   If you are unable to participate in the “24 Hours for the Lord” on the days designated for this initiative, all our parishes offer regular opportunities for confession. Many of our churches will also open their doors during Lent for Eucharistic Adoration where you can simply “be still with the Lord.”

   Practice works of mercy. Pope Francis hopes the Jubilee Year of Mercy will be an occasion for people to reflect on the corporal and spiritual works of mercy. The works of mercy are charitable actions by which we come to the aid of a neighbor in his spiritual and bodily necessities. Jesus introduces us to these works of mercy in His preaching and actions.

   Lent is a good time to rediscover the corporal works of mercy: to feed the hungry, give drink to the thirsty, clothe the naked, welcome the stranger, heal the sick, visit the imprisoned and bury the dead. And do not neglect the spiritual works of mercy: to counsel the doubtful, instruct the ignorant, admonish sinners, comfort the afflicted, forgive offenses, bear patiently those who do us ill and pray for the living and dead. The works of mercy serve as the criteria upon which we will be judged. “Whatever you did for one of these least brothers of mine, you did for me” (Mt 25:40).

   Pope Francis asks that we not waste the season of Lent, so favorable a time for conversion. During this Year of Mercy, I hope you will ever more fully encounter the transforming power of God’s mercy and in turn extend mercy to others. May we all know the grace of conversion and the comforting grace of God’s mercy.

With the assurance of my prayers, I am

Cordially yours in the Lord,

Most Reverend Robert J. Cunningham

Bishop of Syracuse

   For a listing of Year of Mercy and Lenten events, please go to www.syrdio.org.

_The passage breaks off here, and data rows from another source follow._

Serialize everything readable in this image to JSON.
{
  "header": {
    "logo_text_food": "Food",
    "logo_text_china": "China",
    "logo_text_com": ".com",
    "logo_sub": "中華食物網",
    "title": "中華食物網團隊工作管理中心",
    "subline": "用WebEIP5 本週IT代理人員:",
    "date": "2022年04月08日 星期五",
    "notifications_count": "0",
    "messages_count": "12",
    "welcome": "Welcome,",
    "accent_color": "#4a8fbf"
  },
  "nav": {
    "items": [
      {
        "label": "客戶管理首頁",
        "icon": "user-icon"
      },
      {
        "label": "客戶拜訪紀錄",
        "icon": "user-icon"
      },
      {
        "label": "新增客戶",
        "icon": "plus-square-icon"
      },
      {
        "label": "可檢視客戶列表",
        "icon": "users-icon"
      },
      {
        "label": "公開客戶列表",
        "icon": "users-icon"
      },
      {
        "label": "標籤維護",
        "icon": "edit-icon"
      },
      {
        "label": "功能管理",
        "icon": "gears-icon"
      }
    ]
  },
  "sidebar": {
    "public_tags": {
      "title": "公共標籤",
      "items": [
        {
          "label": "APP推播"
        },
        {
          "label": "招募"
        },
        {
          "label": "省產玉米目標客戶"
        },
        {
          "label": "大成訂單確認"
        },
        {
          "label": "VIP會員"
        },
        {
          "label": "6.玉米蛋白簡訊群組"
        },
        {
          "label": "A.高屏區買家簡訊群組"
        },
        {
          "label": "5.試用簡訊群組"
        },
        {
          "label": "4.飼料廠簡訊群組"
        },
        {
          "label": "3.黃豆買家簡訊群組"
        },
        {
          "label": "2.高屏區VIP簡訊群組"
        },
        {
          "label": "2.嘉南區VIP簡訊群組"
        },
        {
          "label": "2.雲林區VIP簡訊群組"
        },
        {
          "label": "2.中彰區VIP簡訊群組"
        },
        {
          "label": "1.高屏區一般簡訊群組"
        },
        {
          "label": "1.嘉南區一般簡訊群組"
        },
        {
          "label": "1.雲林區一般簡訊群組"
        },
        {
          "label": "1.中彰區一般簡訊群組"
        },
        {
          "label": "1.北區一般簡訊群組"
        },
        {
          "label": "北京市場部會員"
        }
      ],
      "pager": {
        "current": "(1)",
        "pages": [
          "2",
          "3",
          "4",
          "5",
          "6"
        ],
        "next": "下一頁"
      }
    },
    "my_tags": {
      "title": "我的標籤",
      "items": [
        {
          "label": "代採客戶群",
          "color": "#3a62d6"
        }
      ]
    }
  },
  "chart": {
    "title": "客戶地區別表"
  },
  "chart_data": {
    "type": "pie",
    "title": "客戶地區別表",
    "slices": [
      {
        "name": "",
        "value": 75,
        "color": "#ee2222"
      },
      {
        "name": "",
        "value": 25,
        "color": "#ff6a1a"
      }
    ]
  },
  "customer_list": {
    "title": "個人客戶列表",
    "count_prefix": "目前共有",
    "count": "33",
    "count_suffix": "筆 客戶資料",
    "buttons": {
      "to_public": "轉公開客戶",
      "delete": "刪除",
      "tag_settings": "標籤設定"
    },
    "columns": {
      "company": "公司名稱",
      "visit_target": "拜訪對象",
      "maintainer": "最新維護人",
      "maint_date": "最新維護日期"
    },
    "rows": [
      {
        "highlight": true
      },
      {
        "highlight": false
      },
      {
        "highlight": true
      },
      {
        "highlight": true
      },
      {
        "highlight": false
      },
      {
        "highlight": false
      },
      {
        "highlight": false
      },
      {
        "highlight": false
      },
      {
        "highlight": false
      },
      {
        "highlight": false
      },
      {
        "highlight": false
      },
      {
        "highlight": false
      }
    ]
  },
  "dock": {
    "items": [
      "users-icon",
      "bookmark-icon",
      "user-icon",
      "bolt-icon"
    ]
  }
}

Be the first to comment on "A Lenten message from Bishop Robert J. Cunningham"

Leave a comment

Your email address will not be published.


*